The mouthfeel was solid though. Full, slick and made me want to take another sip, which I am always wont to do.
Verdict: NEEDS MORE HAZE. Will do in a pinch, especially at 8.1%, but have to give this a C-. Don’t wait in line for this one.
Another update from the big thirsty world! Our field correspondent Breezer Marieezer checks in with her latest favorite, the Sloop Brewing Juice Bomb New England IPA (follow her on Instagram, or follow the Barley Prose Instagram page to get the latest).
We returned to the Hops Spot recently, and, despite the confirmed and re-confirmed greatness of the poutine, I decided to veer off to another part of the menu for my lunch and beer choices.
First, the warm up beer, a beautiful hazy sumbitch (read “sumbitch” in your best internal Jackie Gleason as Buford T. Justice voice).
This, my friends, is an Industrial Arts Wrench New England IPA, or NEIPA as they are sometimes abbreviated. I know from Ceetar’s instagram posts that he’s had at least one of these in his fridge.
This yummy thing, ITBMCBB*, is “A pithy explosion of aroma and flavor, beyond hazy, and loaded with Mosaic and Citra to the point of stickiness.” So, for the record, I did not spill any of it on myself, so I will not venture a guess beyond assuming it’s not any stickier than any other beer that isn’t congealing on Ceetar’s floor.
It is, however, tart and fruity and delightful. Much like the sours and goses I’ve been enjoying of late, it’s just got a nice bite to it.
Served in a 10 oz. glass, but with a 6.8% ABV, it’s got a decent amount of punch and I would partake of it again.

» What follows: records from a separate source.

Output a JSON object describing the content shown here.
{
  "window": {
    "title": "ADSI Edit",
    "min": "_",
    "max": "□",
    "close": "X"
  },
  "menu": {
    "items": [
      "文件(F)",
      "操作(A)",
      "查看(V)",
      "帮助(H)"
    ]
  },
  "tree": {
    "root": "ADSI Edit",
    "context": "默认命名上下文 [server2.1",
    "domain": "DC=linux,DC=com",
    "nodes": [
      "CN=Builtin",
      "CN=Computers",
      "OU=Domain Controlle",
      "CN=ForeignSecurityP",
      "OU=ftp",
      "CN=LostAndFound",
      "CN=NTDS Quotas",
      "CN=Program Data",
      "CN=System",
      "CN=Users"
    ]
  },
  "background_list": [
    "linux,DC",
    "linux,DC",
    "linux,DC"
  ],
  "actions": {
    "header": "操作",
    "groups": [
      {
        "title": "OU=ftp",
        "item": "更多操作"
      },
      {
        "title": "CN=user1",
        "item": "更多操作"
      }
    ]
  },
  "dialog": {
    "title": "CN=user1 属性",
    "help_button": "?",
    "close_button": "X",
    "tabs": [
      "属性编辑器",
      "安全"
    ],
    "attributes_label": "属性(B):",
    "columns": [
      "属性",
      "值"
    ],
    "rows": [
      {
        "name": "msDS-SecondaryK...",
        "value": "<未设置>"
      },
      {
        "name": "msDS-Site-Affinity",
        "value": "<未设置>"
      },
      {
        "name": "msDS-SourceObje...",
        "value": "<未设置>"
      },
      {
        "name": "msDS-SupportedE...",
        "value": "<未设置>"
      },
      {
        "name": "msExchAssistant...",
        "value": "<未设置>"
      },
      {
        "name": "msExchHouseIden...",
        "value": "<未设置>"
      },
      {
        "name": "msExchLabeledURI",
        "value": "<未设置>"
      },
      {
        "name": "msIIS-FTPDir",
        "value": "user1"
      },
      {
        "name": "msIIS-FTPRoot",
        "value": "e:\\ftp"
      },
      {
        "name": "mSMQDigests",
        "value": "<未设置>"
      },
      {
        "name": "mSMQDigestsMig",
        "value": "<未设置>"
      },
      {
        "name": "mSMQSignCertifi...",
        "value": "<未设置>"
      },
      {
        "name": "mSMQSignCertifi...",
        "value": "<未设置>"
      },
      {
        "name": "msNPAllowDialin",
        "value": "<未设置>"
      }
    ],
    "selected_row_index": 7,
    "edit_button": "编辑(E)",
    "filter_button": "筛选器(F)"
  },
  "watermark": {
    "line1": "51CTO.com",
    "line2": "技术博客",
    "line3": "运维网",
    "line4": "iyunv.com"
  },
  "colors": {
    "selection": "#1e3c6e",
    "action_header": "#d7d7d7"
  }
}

(I’ve decided, of late, that when having two beers and lunch all in one shot, to try and reach out into more of the 10 ounce portions, just because it makes for a long afternoon otherwise. Life strategy, courtesy of the Barley Prose).
And now, a hiatus, from the beer talk, to turn Barley Prose into Burger Prose. This is the Hops Spot’s Smokehouse Turkey Burger, served with bacon, provolone, aioli mayo and a side salad of mixed greens and grapeseed oil vinagrette dressing. You’ll note that the tiny red puply objects in the lower right of my tray, banished there due to their being disgusting and vulgar.

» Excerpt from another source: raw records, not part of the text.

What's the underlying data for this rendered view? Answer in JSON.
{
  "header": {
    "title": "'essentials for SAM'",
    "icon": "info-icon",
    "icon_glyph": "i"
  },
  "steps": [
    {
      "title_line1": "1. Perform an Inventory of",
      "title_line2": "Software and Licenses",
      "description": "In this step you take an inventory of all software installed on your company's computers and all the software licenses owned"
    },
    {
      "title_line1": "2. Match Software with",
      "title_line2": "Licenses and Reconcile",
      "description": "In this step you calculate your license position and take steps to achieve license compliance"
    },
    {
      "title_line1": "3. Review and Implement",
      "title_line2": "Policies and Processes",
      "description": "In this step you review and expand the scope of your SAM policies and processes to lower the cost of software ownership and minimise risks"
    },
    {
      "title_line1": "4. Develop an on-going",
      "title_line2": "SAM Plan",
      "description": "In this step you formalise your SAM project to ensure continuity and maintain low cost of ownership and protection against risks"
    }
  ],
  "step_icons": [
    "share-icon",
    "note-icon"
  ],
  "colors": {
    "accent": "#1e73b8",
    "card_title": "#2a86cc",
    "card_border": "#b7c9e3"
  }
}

New glossary term alert! In the “Two Beers, One Lunch” theme, the two beers will be referred to as the ____ and the ____. Readers, please, I need input in the comments section on a good duo to use as aliases for these bookends.
Back to our review!

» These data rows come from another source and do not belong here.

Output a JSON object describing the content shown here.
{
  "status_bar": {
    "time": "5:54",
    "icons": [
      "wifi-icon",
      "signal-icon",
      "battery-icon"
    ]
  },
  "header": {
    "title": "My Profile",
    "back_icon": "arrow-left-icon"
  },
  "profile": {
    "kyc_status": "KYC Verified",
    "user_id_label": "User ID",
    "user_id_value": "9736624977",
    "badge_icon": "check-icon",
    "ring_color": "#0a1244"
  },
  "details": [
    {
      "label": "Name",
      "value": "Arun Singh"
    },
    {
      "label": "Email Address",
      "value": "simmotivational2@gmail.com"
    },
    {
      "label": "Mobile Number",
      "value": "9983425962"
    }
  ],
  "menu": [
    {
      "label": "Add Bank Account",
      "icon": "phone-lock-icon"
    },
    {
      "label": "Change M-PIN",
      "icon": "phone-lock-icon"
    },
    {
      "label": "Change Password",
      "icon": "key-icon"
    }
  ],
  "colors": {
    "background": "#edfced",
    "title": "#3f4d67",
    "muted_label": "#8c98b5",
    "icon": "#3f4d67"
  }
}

The second beer of the meal was the Carton Brewing Company East Coast Double IPA (7.8% ABV, 80 IBU).So, to my chagrin, a double IPA is not an IPA twice as large as a regular IPA. That would be the shit, were it so. But it ain’t.
What is a double IPA?
A double IPA, loyal reader, is an American style of beer where double the hops are used, and then additional malts are added to balance out the flavor.
This was my first double IPA, and, so, I was surprised that it was not hoppy in the way that a normal IPA is. Still delicious, but more of a balanced flavor, to be sure. Again, ITBMCBB*, this drink will take the imbiber on a journey, where they shall “find dank green resinous hops popping over orange, mango and papaya aromas, with just enough sweetness of body to make the long finish a pleasure to have around.”
Um, yep! Abso-damn-lutely! I know, from my own end, that’s more “barely prose” than “barley prose,” but that’s my style. I appreciate you’re continued reading, clicking, commenting and co-beveraging.
There’s more goodness still to come. The Hops Spot routinely has 40+ beers on tap, plus tons of other menu choices (though, to be honest, I yearned and still yearn for more of the classique poutine). We will be back.